━━━━━ AVAILABLE RECORDS
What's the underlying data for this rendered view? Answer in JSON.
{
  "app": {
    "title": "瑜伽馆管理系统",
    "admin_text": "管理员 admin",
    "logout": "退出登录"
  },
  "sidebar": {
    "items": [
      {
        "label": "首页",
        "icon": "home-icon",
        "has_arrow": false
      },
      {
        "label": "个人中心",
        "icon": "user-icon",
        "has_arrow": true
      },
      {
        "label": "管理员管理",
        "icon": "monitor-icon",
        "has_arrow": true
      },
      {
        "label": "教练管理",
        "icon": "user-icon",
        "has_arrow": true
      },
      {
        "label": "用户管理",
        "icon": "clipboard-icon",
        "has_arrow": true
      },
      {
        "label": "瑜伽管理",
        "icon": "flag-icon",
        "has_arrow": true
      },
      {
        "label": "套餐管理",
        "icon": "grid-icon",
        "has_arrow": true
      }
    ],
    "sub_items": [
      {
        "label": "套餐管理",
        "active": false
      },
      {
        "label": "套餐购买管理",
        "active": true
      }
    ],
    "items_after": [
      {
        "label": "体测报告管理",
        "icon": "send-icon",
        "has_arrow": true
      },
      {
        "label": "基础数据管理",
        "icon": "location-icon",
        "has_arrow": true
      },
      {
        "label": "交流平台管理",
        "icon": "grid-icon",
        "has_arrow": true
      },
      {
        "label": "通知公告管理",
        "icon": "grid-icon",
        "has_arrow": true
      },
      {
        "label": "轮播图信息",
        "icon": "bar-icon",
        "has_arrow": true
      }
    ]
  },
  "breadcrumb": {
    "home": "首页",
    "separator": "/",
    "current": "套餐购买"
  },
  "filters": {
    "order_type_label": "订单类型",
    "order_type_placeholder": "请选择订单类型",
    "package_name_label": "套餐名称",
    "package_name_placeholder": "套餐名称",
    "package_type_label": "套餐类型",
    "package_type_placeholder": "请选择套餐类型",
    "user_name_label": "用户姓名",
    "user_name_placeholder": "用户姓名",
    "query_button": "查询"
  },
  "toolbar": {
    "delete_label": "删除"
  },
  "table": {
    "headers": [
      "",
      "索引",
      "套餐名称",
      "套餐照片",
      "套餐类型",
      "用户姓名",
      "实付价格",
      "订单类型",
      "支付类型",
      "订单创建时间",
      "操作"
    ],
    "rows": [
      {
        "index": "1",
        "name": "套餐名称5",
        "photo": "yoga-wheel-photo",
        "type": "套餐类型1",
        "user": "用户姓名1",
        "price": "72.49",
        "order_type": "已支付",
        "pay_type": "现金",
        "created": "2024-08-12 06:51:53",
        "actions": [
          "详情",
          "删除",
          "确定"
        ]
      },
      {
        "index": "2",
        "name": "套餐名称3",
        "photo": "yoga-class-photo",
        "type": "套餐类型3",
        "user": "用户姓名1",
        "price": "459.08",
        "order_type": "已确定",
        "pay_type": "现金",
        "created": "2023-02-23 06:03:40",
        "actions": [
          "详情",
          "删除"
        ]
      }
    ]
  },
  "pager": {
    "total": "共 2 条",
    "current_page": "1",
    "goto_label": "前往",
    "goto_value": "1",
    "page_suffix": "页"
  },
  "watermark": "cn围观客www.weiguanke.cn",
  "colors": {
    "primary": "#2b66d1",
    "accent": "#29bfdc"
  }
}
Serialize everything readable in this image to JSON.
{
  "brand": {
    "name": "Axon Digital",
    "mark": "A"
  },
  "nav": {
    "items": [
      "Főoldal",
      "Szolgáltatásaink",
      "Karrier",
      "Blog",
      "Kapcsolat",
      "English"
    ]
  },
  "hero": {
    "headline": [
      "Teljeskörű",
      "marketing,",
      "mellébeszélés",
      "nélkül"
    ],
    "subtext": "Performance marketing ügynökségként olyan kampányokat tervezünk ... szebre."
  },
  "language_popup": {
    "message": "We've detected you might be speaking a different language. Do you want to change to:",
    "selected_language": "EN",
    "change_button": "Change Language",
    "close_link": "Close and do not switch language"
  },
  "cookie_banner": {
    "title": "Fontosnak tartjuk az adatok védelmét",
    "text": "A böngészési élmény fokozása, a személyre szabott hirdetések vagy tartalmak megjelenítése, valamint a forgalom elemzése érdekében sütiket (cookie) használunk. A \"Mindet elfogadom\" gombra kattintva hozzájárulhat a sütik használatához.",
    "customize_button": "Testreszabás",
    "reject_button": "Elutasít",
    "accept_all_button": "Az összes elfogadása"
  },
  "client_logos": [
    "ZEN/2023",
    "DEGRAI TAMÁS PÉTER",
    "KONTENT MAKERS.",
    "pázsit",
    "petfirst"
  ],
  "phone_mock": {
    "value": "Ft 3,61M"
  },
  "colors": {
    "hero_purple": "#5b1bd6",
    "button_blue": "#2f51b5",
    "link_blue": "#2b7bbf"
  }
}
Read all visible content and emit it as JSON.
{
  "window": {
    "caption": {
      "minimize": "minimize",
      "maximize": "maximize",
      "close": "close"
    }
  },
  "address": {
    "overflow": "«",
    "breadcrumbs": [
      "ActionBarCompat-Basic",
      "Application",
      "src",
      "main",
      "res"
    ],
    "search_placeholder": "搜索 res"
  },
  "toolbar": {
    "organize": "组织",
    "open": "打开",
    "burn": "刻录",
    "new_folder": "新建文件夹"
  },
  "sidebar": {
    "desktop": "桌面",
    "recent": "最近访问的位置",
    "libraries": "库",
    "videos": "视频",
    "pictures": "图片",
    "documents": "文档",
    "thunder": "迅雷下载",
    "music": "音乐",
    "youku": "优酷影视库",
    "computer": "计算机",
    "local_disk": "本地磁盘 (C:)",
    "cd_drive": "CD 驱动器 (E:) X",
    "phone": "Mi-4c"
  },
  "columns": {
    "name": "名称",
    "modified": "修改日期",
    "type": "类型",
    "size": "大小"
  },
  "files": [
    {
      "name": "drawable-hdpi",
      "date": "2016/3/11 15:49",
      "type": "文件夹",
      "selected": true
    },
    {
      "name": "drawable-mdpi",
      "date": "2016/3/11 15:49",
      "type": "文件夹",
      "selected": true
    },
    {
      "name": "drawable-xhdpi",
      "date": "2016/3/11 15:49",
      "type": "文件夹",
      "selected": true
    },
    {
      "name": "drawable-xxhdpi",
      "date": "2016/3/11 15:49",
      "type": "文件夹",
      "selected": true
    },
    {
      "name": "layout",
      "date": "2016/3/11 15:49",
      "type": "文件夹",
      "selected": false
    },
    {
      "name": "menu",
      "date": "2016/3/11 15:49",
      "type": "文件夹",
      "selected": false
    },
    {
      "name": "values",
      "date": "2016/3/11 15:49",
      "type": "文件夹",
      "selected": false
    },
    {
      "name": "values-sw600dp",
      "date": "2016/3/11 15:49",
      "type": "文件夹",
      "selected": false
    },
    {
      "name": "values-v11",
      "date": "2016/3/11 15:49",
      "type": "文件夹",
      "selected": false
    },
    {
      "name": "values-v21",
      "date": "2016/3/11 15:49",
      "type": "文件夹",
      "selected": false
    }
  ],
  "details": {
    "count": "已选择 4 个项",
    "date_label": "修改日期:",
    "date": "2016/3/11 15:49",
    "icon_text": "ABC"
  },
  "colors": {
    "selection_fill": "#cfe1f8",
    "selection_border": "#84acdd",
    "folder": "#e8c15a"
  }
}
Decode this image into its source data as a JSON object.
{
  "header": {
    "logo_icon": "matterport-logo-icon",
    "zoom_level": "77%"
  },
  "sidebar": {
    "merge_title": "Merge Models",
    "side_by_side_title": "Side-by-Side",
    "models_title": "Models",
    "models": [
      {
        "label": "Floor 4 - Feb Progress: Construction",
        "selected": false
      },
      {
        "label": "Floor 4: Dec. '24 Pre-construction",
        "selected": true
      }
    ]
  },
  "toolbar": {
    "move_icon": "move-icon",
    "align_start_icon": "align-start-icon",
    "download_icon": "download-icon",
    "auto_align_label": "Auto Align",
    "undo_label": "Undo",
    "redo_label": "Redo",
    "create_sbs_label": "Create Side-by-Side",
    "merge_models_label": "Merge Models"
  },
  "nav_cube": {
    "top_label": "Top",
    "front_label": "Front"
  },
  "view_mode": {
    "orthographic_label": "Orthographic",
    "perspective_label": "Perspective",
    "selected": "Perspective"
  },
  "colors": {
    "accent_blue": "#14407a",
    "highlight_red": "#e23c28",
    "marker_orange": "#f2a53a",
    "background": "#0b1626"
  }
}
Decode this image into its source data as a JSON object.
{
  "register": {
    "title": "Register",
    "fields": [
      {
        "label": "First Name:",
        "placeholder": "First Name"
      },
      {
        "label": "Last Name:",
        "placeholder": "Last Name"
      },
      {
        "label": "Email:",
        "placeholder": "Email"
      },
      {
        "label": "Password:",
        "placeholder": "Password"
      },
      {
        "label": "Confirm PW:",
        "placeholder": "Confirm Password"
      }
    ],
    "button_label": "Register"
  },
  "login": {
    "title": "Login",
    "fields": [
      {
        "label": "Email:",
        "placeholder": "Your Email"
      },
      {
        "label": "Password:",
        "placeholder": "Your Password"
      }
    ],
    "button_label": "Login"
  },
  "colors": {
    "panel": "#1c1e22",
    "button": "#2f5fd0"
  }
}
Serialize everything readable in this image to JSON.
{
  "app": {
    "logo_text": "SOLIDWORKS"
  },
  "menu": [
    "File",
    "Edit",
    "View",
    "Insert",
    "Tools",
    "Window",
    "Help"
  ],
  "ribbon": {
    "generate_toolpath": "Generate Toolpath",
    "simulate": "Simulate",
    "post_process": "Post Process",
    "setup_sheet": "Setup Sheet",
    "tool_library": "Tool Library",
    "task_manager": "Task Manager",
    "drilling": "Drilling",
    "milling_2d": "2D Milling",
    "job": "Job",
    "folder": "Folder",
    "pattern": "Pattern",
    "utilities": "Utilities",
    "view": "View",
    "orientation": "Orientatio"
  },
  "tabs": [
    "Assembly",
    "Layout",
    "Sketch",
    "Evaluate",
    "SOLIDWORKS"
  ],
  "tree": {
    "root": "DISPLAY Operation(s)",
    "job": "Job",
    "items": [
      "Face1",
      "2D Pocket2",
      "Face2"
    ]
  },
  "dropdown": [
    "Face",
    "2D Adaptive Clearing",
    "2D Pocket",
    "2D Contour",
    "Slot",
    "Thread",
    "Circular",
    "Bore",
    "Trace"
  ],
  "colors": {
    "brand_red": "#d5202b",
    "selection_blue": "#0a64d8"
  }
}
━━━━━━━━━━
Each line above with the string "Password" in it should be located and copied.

        "label": "Password:",
        "placeholder": "Password"
        "placeholder": "Confirm Password"
        "label": "Password:",
        "placeholder": "Your Password"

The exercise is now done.